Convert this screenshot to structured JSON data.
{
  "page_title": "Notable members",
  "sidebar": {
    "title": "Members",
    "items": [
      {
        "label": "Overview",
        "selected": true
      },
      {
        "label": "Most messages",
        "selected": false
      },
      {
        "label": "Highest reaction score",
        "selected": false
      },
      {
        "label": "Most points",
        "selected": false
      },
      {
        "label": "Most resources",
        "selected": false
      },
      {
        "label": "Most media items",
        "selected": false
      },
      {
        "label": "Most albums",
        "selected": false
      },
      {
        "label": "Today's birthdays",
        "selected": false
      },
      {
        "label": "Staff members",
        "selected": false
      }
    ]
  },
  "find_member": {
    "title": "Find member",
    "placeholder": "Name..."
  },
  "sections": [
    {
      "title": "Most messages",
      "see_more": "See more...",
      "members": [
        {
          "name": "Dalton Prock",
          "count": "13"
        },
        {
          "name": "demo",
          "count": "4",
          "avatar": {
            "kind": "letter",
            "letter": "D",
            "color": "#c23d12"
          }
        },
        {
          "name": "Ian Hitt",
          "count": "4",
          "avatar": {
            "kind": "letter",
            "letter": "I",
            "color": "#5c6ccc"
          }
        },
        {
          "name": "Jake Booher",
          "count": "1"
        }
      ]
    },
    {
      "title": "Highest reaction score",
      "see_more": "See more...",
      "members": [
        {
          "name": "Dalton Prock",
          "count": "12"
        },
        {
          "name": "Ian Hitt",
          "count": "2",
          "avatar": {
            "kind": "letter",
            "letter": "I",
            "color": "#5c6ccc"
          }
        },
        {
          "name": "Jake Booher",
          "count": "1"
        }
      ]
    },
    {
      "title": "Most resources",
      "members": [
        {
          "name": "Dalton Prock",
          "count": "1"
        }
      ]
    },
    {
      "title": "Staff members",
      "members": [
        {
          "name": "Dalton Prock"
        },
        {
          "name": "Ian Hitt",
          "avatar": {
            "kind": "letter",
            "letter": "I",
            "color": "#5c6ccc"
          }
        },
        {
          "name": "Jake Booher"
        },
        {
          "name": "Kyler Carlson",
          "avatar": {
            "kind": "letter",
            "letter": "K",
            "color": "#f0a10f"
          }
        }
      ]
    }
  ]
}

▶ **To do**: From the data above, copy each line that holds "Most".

▶ **Result of the task**:
        "label": "Most messages",
        "label": "Most points",
        "label": "Most resources",
        "label": "Most media items",
        "label": "Most albums",
      "title": "Most messages",
      "title": "Most resources",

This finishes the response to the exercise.